About this task: Could you retype all of the records exactly, leaving out every picture?

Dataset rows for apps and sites
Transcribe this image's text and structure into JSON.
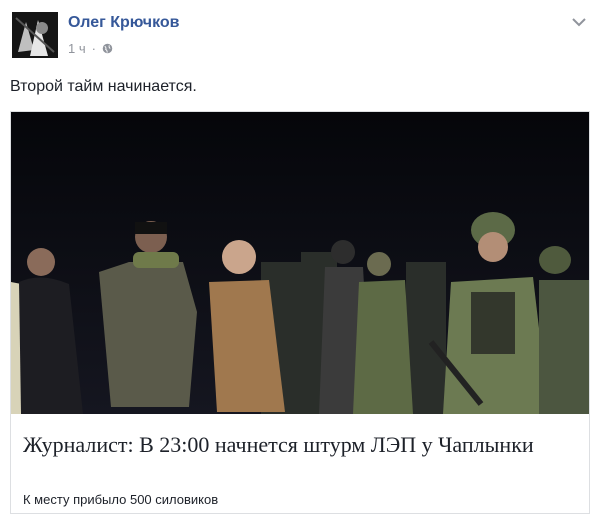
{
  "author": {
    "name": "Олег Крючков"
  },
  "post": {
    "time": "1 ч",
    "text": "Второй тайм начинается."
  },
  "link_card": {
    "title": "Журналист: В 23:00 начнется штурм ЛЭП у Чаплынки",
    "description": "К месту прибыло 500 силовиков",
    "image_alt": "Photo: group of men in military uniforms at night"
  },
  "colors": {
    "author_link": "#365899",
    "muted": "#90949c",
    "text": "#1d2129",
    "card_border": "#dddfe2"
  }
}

Response below:
Transcribe this image's text and structure into JSON.
{
  "author": {
    "name": "Олег Крючков"
  },
  "post": {
    "time": "1 ч",
    "text": "Второй тайм начинается."
  },
  "link_card": {
    "title": "Журналист: В 23:00 начнется штурм ЛЭП у Чаплынки",
    "description": "К месту прибыло 500 силовиков",
    "image_alt": "Photo: group of men in military uniforms at night"
  },
  "colors": {
    "author_link": "#365899",
    "muted": "#90949c",
    "text": "#1d2129",
    "card_border": "#dddfe2"
  }
}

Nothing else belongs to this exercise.